Omit every picture and return the rest of the data unaltered.

────

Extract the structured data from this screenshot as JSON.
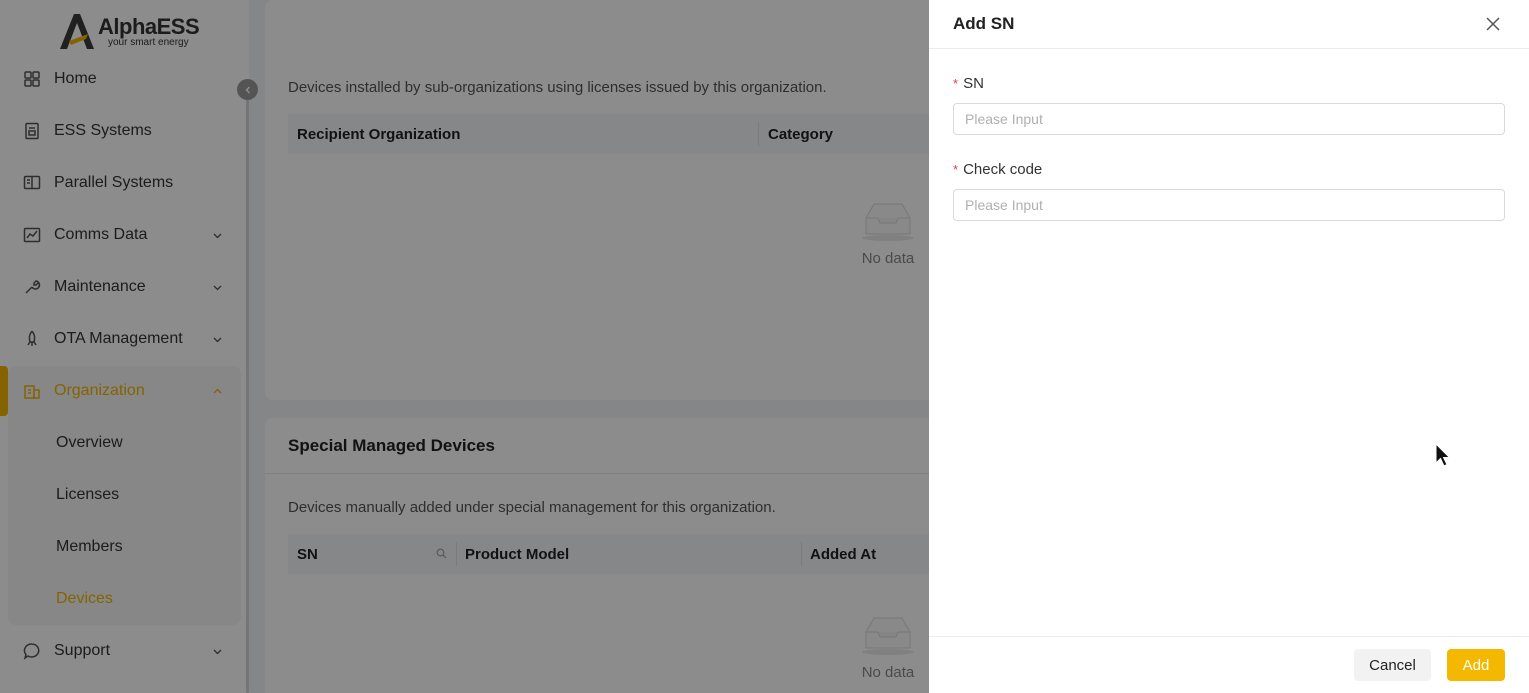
{
  "brand": {
    "name": "AlphaESS",
    "tagline": "your smart energy",
    "accent": "#f0b400"
  },
  "sidebar": {
    "items": [
      {
        "label": "Home",
        "icon": "home-grid-icon",
        "has_chevron": false
      },
      {
        "label": "ESS Systems",
        "icon": "ess-document-icon",
        "has_chevron": false
      },
      {
        "label": "Parallel Systems",
        "icon": "parallel-book-icon",
        "has_chevron": false
      },
      {
        "label": "Comms Data",
        "icon": "chart-line-icon",
        "has_chevron": true
      },
      {
        "label": "Maintenance",
        "icon": "wrench-icon",
        "has_chevron": true
      },
      {
        "label": "OTA Management",
        "icon": "rocket-icon",
        "has_chevron": true
      },
      {
        "label": "Organization",
        "icon": "building-icon",
        "has_chevron": true,
        "active": true
      },
      {
        "label": "Support",
        "icon": "chat-support-icon",
        "has_chevron": true
      }
    ],
    "org_sub_items": [
      {
        "label": "Overview"
      },
      {
        "label": "Licenses"
      },
      {
        "label": "Members"
      },
      {
        "label": "Devices",
        "active": true
      }
    ]
  },
  "main": {
    "licensed_devices": {
      "description": "Devices installed by sub-organizations using licenses issued by this organization.",
      "columns": [
        "Recipient Organization",
        "Category"
      ],
      "empty_text": "No data"
    },
    "special_devices": {
      "title": "Special Managed Devices",
      "description": "Devices manually added under special management for this organization.",
      "columns": [
        "SN",
        "Product Model",
        "Added At"
      ],
      "empty_text": "No data"
    }
  },
  "drawer": {
    "title": "Add SN",
    "fields": [
      {
        "label": "SN",
        "required": true,
        "placeholder": "Please Input",
        "value": ""
      },
      {
        "label": "Check code",
        "required": true,
        "placeholder": "Please Input",
        "value": ""
      }
    ],
    "cancel_label": "Cancel",
    "add_label": "Add"
  }
}
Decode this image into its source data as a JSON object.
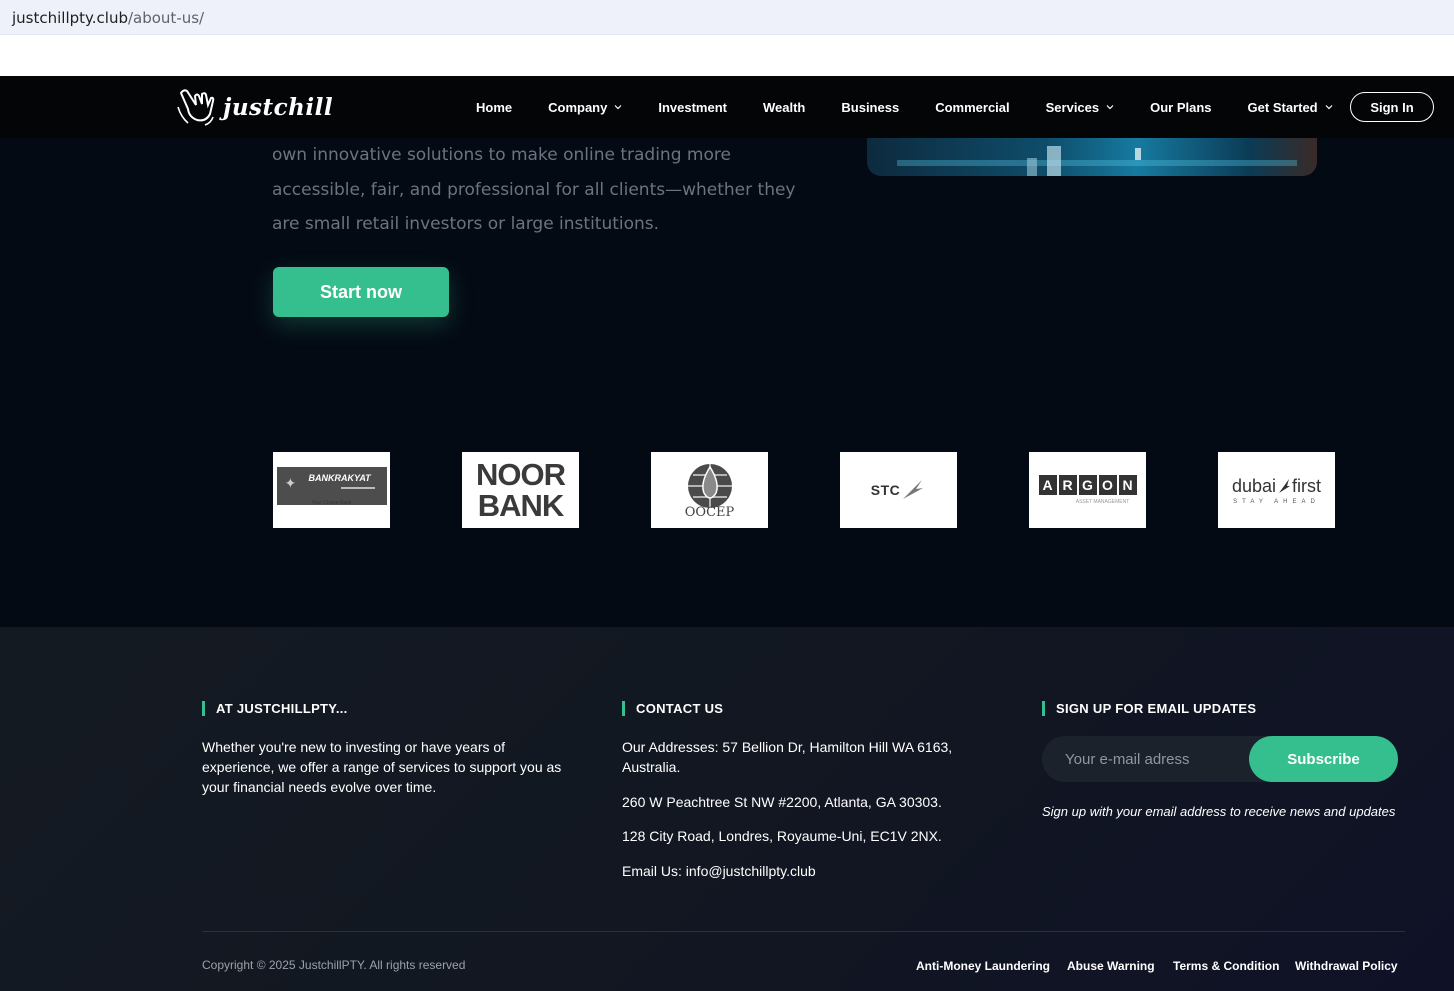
{
  "browser": {
    "url_host": "justchillpty.club",
    "url_path": "/about-us/"
  },
  "header": {
    "brand": "justchill",
    "nav": [
      {
        "label": "Home",
        "dropdown": false
      },
      {
        "label": "Company",
        "dropdown": true
      },
      {
        "label": "Investment",
        "dropdown": false
      },
      {
        "label": "Wealth",
        "dropdown": false
      },
      {
        "label": "Business",
        "dropdown": false
      },
      {
        "label": "Commercial",
        "dropdown": false
      },
      {
        "label": "Services",
        "dropdown": true
      },
      {
        "label": "Our Plans",
        "dropdown": false
      },
      {
        "label": "Get Started",
        "dropdown": true
      }
    ],
    "signin_label": "Sign In"
  },
  "hero": {
    "lines": [
      "own innovative solutions to make online trading more",
      "accessible, fair, and professional for all clients—whether they",
      "are small retail investors or large institutions."
    ],
    "cta_label": "Start now"
  },
  "partners": {
    "bankrakyat": {
      "name": "BANKRAKYAT",
      "tagline": "Your Choice Bank"
    },
    "noorbank": {
      "line1": "NOOR",
      "line2": "BANK"
    },
    "oocep": {
      "name": "OOCEP"
    },
    "stc": {
      "name": "STC"
    },
    "argon": {
      "letters": [
        "A",
        "R",
        "G",
        "O",
        "N"
      ],
      "sub": "ASSET MANAGEMENT"
    },
    "dubaifirst": {
      "left": "dubai",
      "right": "first",
      "tagline": "STAY AHEAD"
    }
  },
  "footer": {
    "about": {
      "title": "AT JUSTCHILLPTY...",
      "text": "Whether you're new to investing or have years of experience, we offer a range of services to support you as your financial needs evolve over time."
    },
    "contact": {
      "title": "CONTACT US",
      "address1": "Our Addresses: 57 Bellion Dr, Hamilton Hill WA 6163, Australia.",
      "address2": "260 W Peachtree St NW #2200, Atlanta, GA 30303.",
      "address3": "128 City Road, Londres, Royaume-Uni, EC1V 2NX.",
      "email": "Email Us: info@justchillpty.club"
    },
    "newsletter": {
      "title": "SIGN UP FOR EMAIL UPDATES",
      "placeholder": "Your e-mail adress",
      "button": "Subscribe",
      "note": "Sign up with your email address to receive news and updates"
    },
    "copyright": "Copyright © 2025 JustchillPTY. All rights reserved",
    "legal_links": [
      "Anti-Money Laundering",
      "Abuse Warning",
      "Terms & Condition",
      "Withdrawal Policy"
    ]
  },
  "colors": {
    "accent": "#35bf8f",
    "background": "#040a14",
    "header": "#040507"
  }
}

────

▸ Answer to this problem:
Extract the structured data from this screenshot as JSON.
{
  "brand": {
    "name": "AlphaESS",
    "tagline": "your smart energy",
    "accent": "#f0b400"
  },
  "sidebar": {
    "items": [
      {
        "label": "Home",
        "icon": "home-grid-icon",
        "has_chevron": false
      },
      {
        "label": "ESS Systems",
        "icon": "ess-document-icon",
        "has_chevron": false
      },
      {
        "label": "Parallel Systems",
        "icon": "parallel-book-icon",
        "has_chevron": false
      },
      {
        "label": "Comms Data",
        "icon": "chart-line-icon",
        "has_chevron": true
      },
      {
        "label": "Maintenance",
        "icon": "wrench-icon",
        "has_chevron": true
      },
      {
        "label": "OTA Management",
        "icon": "rocket-icon",
        "has_chevron": true
      },
      {
        "label": "Organization",
        "icon": "building-icon",
        "has_chevron": true,
        "active": true
      },
      {
        "label": "Support",
        "icon": "chat-support-icon",
        "has_chevron": true
      }
    ],
    "org_sub_items": [
      {
        "label": "Overview"
      },
      {
        "label": "Licenses"
      },
      {
        "label": "Members"
      },
      {
        "label": "Devices",
        "active": true
      }
    ]
  },
  "main": {
    "licensed_devices": {
      "description": "Devices installed by sub-organizations using licenses issued by this organization.",
      "columns": [
        "Recipient Organization",
        "Category"
      ],
      "empty_text": "No data"
    },
    "special_devices": {
      "title": "Special Managed Devices",
      "description": "Devices manually added under special management for this organization.",
      "columns": [
        "SN",
        "Product Model",
        "Added At"
      ],
      "empty_text": "No data"
    }
  },
  "drawer": {
    "title": "Add SN",
    "fields": [
      {
        "label": "SN",
        "required": true,
        "placeholder": "Please Input",
        "value": ""
      },
      {
        "label": "Check code",
        "required": true,
        "placeholder": "Please Input",
        "value": ""
      }
    ],
    "cancel_label": "Cancel",
    "add_label": "Add"
  }
}
Decode this image into its source data as a JSON object.
{
  "browser": {
    "url_host": "justchillpty.club",
    "url_path": "/about-us/"
  },
  "header": {
    "brand": "justchill",
    "nav": [
      {
        "label": "Home",
        "dropdown": false
      },
      {
        "label": "Company",
        "dropdown": true
      },
      {
        "label": "Investment",
        "dropdown": false
      },
      {
        "label": "Wealth",
        "dropdown": false
      },
      {
        "label": "Business",
        "dropdown": false
      },
      {
        "label": "Commercial",
        "dropdown": false
      },
      {
        "label": "Services",
        "dropdown": true
      },
      {
        "label": "Our Plans",
        "dropdown": false
      },
      {
        "label": "Get Started",
        "dropdown": true
      }
    ],
    "signin_label": "Sign In"
  },
  "hero": {
    "lines": [
      "own innovative solutions to make online trading more",
      "accessible, fair, and professional for all clients—whether they",
      "are small retail investors or large institutions."
    ],
    "cta_label": "Start now"
  },
  "partners": {
    "bankrakyat": {
      "name": "BANKRAKYAT",
      "tagline": "Your Choice Bank"
    },
    "noorbank": {
      "line1": "NOOR",
      "line2": "BANK"
    },
    "oocep": {
      "name": "OOCEP"
    },
    "stc": {
      "name": "STC"
    },
    "argon": {
      "letters": [
        "A",
        "R",
        "G",
        "O",
        "N"
      ],
      "sub": "ASSET MANAGEMENT"
    },
    "dubaifirst": {
      "left": "dubai",
      "right": "first",
      "tagline": "STAY AHEAD"
    }
  },
  "footer": {
    "about": {
      "title": "AT JUSTCHILLPTY...",
      "text": "Whether you're new to investing or have years of experience, we offer a range of services to support you as your financial needs evolve over time."
    },
    "contact": {
      "title": "CONTACT US",
      "address1": "Our Addresses: 57 Bellion Dr, Hamilton Hill WA 6163, Australia.",
      "address2": "260 W Peachtree St NW #2200, Atlanta, GA 30303.",
      "address3": "128 City Road, Londres, Royaume-Uni, EC1V 2NX.",
      "email": "Email Us: info@justchillpty.club"
    },
    "newsletter": {
      "title": "SIGN UP FOR EMAIL UPDATES",
      "placeholder": "Your e-mail adress",
      "button": "Subscribe",
      "note": "Sign up with your email address to receive news and updates"
    },
    "copyright": "Copyright © 2025 JustchillPTY. All rights reserved",
    "legal_links": [
      "Anti-Money Laundering",
      "Abuse Warning",
      "Terms & Condition",
      "Withdrawal Policy"
    ]
  },
  "colors": {
    "accent": "#35bf8f",
    "background": "#040a14",
    "header": "#040507"
  }
}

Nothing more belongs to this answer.